Hemostatic biomarkers were predictive of thromboembolism (TE), severe COVID-19, and death in patients with cancer and acute COVID-19 infection, according to a report from the National Cancer Institute’s COVID-19 in Cancer Patients Study (NCCAPS) presented at the 64th ASH Annual Meeting and Exposition.1 Alok A. Khorana, MD, of Cleveland Clinic in Ohio, pointed out that people with cancer have a higher risk of poor outcomes from COVID-19, though prospective data have been limited.
“The inflammatory response of SARS CoV-2 infection [the virus that causes COVID-19] causes both an acute phase response and endothelial dysfunction, and together these processes contribute to COVID-19-associated coagulopathy,” Dr. Khorana said.
Certain inflammatory and hemostatic biomarkers, such as D-dimer, have been associated with worse COVID-19 outcomes in the general population.2 “But it has not been known if these biomarkers can also predict COVID-19 outcomes in people with cancer,” Dr. Khorana added.
The NCCAPS study used a longitudinal cohort of patients with hematologic or solid malignancy within 14 days of a positive COVID-19 test.
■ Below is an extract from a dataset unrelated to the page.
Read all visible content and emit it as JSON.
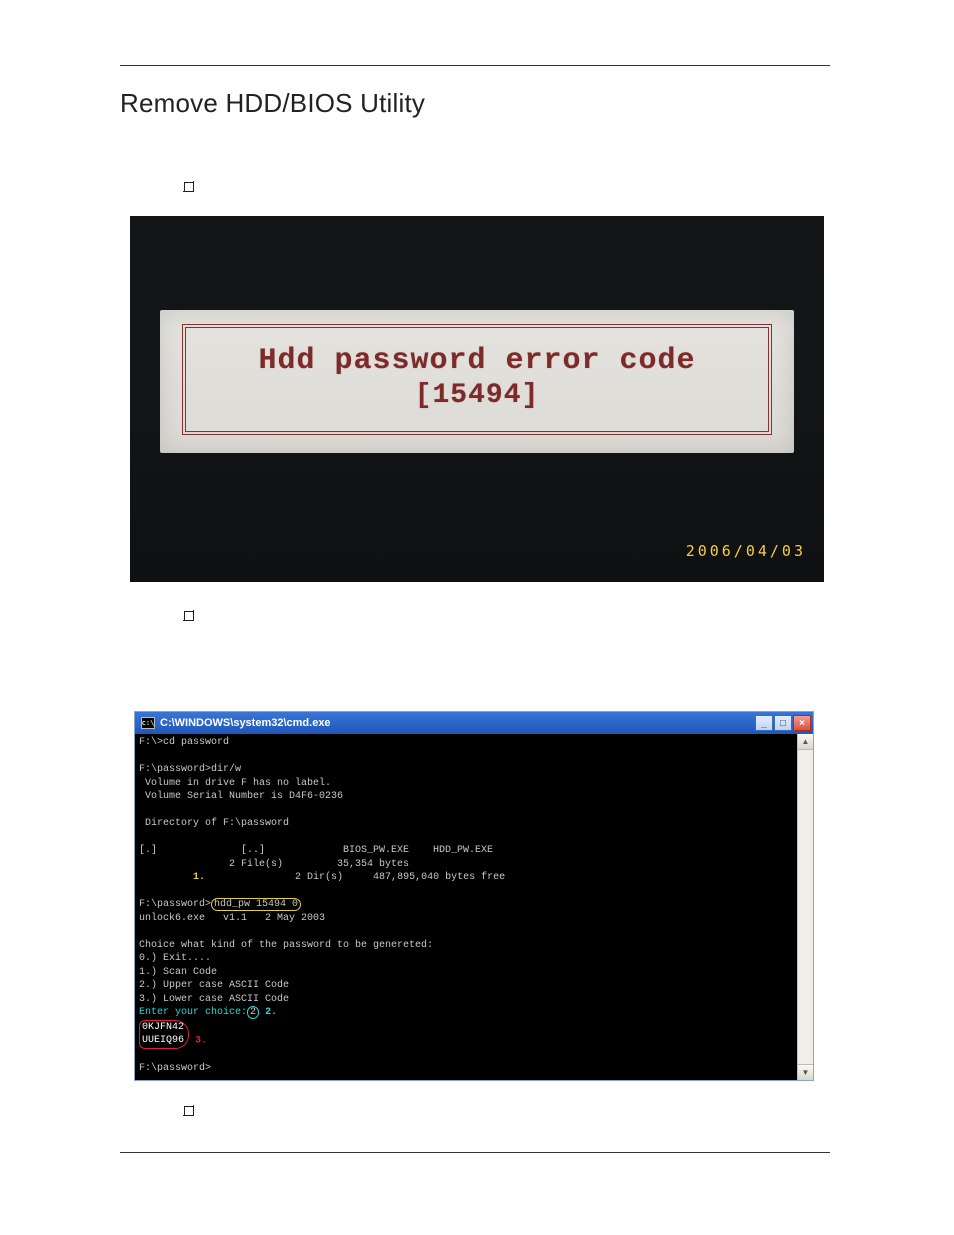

Eligible patients were within 14 days of initially testing positive and had history of a hematopoietic cell transplant or chimeric antigen receptor T-cell therapy or had received anticancer treatment within the past six weeks.
Of the 1,619 patients studied, 23% experienced severe disease. Within 30 days of a positive COVID test, 3% experienced a thromboembolic event. Within 90 days, 8% of patients in the cohort had died.
Biomarkers, assessed at initial COVID-19 diagnosis, were available for only a fraction of patients (193 to 227, depending on assay), which Dr. Khorana noted was a limitation of the study. Moreover, not all biomarkers thought to be associated with severe COVID-19 or mortality were available for assessment.
Baseline levels of two biomarkers were strongly associated with an increased risk of future TE: von Willebrand factor (VWF) and factor VIII (FVII; odds ratio [OR] = 1.18 per 10% above normal when measured as a continuous variable and 1.16 per 10% above normal, respectively).
Dr. Khorana added, “von Willebrand was associated with severe COVID-19, with a strong adjusted [OR] of 8.02 when measured as a categorical variable.”
Similarly, FVIII had an adjusted OR of 3.56 for severe COVID-19.
Dr. Khorana continued, “Ninety-day mortality was astoundingly high: an adjusted hazard ratio of 12.4 for elevated VWF when measured as a categorical variable.”
Looked at another way, patients with a normal VWF had a 98% chance of survival at 90 days, but patients who had elevated VWF during acute COVID-19 illness had an increased absolute risk of dying of about 13%. Similarly, having an increased FVIII at baseline testing resulted in an 8% increased risk of dying (96% survival to 88%).
Elevated D-dimer levels and high-sensitivity C-reactive protein were also both associated with increased mortality over 90 days and increased COVID-19 disease severity. Dr. Khorana said this finding confirms previous reports of an association between both tests and severe COVID-19 and mortality.
“Our findings provide insight into pathophysiological mechanisms of COVID-19 associated coagulopathy,” Dr. Khorana said. He speculated that this information might be used in clinical settings to identify patients with cancer and COVID-19 who are at high risk of poor outcomes.
Any conflicts of interest declared by the authors can be found in the original abstract.
- Khorana AA, Denicoff A, Bowman M, et al. Hemostatic biomarkers predict risk of thromboembolism (TE), severe COVID-19 and mortality: A report from the National Cancer Institute COVID-19 in Cancer Patients Study (NCCAPS). Abstract #136. Presented at the 2022 American Society of Hematology Annual Meeting and Exposition; December 10, 2022; New Orleans, Louisiana.
- Loo J, Spittle DA, Newnham M. COVID-19, immunothrombosis and venous thromboembolism: biological mechanisms. Thorax. 2021;76(4):412-420.